▶ _Task instructions_
Hunt for the word "title" across the entries below, copying each line that holds it.

(Exercise materials Opens)

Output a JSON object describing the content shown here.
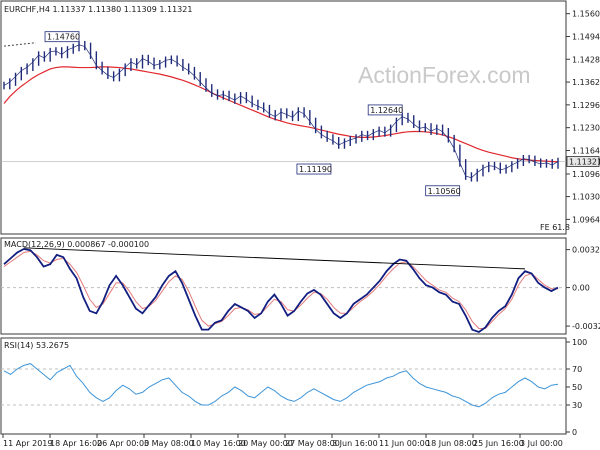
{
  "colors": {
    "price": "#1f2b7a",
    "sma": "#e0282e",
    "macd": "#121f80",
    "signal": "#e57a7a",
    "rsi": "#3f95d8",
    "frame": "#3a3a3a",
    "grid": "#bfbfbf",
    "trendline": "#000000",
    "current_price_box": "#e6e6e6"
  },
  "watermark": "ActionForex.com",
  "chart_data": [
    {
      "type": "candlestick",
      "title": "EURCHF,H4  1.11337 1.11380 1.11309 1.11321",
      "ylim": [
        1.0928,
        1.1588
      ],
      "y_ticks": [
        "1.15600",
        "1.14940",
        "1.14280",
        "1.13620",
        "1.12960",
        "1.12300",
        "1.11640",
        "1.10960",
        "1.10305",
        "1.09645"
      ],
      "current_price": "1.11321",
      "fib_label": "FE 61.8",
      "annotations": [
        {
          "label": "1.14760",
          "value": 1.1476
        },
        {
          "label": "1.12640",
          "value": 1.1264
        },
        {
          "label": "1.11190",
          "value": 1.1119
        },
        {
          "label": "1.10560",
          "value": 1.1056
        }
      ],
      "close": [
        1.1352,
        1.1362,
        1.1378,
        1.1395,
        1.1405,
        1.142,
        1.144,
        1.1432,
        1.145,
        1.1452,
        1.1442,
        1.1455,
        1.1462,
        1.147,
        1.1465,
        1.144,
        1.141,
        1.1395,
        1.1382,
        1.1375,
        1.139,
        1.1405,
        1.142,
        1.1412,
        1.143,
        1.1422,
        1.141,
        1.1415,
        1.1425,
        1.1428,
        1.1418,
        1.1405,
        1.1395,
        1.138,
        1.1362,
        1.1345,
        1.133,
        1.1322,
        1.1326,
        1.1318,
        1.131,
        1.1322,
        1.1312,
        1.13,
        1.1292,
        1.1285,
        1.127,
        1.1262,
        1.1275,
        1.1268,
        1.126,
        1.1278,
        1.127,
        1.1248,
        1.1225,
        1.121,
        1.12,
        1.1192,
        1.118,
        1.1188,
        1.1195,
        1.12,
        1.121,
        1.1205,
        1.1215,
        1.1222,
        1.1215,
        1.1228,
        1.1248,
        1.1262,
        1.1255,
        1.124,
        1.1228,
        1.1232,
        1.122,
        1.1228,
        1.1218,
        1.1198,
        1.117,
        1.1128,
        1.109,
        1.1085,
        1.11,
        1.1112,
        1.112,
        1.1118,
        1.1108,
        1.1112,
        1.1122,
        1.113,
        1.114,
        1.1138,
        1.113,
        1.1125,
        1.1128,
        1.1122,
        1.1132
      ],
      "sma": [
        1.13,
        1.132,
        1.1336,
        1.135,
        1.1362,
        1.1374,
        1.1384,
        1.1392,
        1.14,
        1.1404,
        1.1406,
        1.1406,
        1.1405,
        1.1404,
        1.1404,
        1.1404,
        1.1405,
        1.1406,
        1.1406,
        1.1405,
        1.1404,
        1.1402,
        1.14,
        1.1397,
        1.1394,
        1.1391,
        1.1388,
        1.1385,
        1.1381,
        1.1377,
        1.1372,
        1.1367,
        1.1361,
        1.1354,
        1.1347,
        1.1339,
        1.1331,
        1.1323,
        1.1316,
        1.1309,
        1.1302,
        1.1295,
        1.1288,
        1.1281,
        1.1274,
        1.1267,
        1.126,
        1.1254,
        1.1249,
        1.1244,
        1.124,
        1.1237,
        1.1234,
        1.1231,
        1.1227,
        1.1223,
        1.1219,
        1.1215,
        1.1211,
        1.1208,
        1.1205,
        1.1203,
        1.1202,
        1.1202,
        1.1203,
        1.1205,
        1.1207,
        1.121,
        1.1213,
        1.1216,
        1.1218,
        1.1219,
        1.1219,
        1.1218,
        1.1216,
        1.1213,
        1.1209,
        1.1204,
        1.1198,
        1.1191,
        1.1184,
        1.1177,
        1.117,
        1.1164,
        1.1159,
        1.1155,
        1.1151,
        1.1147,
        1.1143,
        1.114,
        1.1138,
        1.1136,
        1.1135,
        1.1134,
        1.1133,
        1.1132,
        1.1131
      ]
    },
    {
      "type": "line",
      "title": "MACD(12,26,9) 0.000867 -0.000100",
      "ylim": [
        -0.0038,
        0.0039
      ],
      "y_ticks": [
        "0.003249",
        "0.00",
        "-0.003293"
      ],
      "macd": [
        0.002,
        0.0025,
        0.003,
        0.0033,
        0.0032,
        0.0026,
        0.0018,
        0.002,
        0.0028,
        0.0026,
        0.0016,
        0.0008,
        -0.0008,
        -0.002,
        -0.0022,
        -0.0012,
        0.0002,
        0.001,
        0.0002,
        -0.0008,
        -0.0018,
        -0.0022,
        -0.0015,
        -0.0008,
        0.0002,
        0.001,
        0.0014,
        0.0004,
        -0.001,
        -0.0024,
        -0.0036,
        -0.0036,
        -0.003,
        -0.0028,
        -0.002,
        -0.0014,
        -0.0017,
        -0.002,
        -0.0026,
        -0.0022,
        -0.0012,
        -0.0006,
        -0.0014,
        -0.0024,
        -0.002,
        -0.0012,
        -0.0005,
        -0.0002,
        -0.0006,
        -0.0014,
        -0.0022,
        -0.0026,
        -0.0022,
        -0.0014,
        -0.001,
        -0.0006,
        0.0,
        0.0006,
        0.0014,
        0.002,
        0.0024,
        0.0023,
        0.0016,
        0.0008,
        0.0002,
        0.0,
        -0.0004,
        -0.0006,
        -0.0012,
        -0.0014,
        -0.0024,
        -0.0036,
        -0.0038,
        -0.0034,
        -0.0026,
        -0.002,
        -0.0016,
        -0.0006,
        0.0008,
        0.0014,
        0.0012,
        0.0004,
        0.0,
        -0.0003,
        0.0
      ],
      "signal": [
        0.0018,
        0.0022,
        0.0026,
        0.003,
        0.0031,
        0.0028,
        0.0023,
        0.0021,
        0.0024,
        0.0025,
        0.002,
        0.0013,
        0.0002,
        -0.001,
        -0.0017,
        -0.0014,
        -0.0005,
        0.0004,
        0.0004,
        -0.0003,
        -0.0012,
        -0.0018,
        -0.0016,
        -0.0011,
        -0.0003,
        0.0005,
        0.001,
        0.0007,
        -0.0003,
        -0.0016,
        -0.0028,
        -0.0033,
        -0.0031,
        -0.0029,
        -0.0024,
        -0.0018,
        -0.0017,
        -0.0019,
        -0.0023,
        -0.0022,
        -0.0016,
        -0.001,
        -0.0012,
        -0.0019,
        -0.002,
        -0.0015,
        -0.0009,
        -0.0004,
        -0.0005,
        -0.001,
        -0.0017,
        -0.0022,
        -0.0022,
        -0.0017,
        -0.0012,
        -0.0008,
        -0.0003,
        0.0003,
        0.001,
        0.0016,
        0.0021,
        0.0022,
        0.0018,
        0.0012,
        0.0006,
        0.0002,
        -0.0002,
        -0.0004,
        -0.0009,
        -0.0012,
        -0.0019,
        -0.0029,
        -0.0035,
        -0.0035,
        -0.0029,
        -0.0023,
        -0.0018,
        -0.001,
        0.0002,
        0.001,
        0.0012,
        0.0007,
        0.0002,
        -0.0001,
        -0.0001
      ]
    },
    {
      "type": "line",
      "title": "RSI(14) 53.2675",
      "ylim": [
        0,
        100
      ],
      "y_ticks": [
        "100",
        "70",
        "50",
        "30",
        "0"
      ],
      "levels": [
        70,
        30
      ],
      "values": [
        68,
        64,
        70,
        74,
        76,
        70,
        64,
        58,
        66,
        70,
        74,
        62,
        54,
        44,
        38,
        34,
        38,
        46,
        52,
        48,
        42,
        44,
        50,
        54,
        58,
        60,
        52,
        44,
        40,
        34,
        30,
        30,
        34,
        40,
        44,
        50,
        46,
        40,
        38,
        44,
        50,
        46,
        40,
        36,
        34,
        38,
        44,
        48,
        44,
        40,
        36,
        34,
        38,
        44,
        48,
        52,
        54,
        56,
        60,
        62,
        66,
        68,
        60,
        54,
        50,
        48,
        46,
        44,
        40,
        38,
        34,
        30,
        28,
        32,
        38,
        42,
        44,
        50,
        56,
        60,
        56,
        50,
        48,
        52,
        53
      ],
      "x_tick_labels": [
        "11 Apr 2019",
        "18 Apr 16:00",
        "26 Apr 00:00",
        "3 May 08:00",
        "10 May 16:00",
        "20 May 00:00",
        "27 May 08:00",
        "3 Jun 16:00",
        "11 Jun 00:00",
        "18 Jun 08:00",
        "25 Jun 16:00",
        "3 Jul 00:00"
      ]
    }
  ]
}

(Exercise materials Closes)

▶ _Written answer_
      "title": "EURCHF,H4  1.11337 1.11380 1.11309 1.11321",
      "title": "MACD(12,26,9) 0.000867 -0.000100",
      "title": "RSI(14) 53.2675",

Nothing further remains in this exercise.